- [Given information]
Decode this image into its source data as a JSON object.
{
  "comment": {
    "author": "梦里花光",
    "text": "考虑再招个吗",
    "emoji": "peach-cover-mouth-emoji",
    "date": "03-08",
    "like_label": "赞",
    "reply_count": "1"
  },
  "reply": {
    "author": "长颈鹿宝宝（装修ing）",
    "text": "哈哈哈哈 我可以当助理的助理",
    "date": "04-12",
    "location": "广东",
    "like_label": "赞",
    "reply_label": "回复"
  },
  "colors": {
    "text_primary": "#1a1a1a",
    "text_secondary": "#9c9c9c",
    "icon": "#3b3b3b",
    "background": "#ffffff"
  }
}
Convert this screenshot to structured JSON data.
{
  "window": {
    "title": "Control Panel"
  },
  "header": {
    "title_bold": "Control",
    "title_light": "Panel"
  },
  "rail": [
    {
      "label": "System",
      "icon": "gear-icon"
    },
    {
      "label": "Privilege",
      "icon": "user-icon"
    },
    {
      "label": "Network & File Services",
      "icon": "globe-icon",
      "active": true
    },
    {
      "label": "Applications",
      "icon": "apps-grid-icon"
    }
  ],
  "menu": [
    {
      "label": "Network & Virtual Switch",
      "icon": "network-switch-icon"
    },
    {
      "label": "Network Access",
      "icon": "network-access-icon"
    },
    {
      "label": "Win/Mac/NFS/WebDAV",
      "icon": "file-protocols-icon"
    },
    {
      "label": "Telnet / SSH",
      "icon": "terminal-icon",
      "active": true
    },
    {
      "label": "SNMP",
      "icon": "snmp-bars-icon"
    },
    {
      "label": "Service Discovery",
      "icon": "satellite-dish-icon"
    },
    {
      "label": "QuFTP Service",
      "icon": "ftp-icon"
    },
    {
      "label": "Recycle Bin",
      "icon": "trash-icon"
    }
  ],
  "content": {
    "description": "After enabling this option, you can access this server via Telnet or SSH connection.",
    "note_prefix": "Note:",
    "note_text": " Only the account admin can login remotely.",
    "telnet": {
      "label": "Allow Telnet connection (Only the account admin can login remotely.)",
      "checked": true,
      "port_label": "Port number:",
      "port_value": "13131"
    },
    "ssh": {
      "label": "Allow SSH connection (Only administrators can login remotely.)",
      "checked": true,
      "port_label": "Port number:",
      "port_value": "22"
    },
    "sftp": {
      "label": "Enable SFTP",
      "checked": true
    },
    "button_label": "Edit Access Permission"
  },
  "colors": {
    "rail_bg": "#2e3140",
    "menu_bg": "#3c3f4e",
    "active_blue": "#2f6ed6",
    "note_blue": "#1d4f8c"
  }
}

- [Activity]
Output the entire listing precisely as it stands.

- [Answer box]
Decode this image into its source data as a JSON object.
{
  "comment": {
    "author": "梦里花光",
    "text": "考虑再招个吗",
    "emoji": "peach-cover-mouth-emoji",
    "date": "03-08",
    "like_label": "赞",
    "reply_count": "1"
  },
  "reply": {
    "author": "长颈鹿宝宝（装修ing）",
    "text": "哈哈哈哈 我可以当助理的助理",
    "date": "04-12",
    "location": "广东",
    "like_label": "赞",
    "reply_label": "回复"
  },
  "colors": {
    "text_primary": "#1a1a1a",
    "text_secondary": "#9c9c9c",
    "icon": "#3b3b3b",
    "background": "#ffffff"
  }
}
Convert this screenshot to structured JSON data.
{
  "window": {
    "title": "Control Panel"
  },
  "header": {
    "title_bold": "Control",
    "title_light": "Panel"
  },
  "rail": [
    {
      "label": "System",
      "icon": "gear-icon"
    },
    {
      "label": "Privilege",
      "icon": "user-icon"
    },
    {
      "label": "Network & File Services",
      "icon": "globe-icon",
      "active": true
    },
    {
      "label": "Applications",
      "icon": "apps-grid-icon"
    }
  ],
  "menu": [
    {
      "label": "Network & Virtual Switch",
      "icon": "network-switch-icon"
    },
    {
      "label": "Network Access",
      "icon": "network-access-icon"
    },
    {
      "label": "Win/Mac/NFS/WebDAV",
      "icon": "file-protocols-icon"
    },
    {
      "label": "Telnet / SSH",
      "icon": "terminal-icon",
      "active": true
    },
    {
      "label": "SNMP",
      "icon": "snmp-bars-icon"
    },
    {
      "label": "Service Discovery",
      "icon": "satellite-dish-icon"
    },
    {
      "label": "QuFTP Service",
      "icon": "ftp-icon"
    },
    {
      "label": "Recycle Bin",
      "icon": "trash-icon"
    }
  ],
  "content": {
    "description": "After enabling this option, you can access this server via Telnet or SSH connection.",
    "note_prefix": "Note:",
    "note_text": " Only the account admin can login remotely.",
    "telnet": {
      "label": "Allow Telnet connection (Only the account admin can login remotely.)",
      "checked": true,
      "port_label": "Port number:",
      "port_value": "13131"
    },
    "ssh": {
      "label": "Allow SSH connection (Only administrators can login remotely.)",
      "checked": true,
      "port_label": "Port number:",
      "port_value": "22"
    },
    "sftp": {
      "label": "Enable SFTP",
      "checked": true
    },
    "button_label": "Edit Access Permission"
  },
  "colors": {
    "rail_bg": "#2e3140",
    "menu_bg": "#3c3f4e",
    "active_blue": "#2f6ed6",
    "note_blue": "#1d4f8c"
  }
}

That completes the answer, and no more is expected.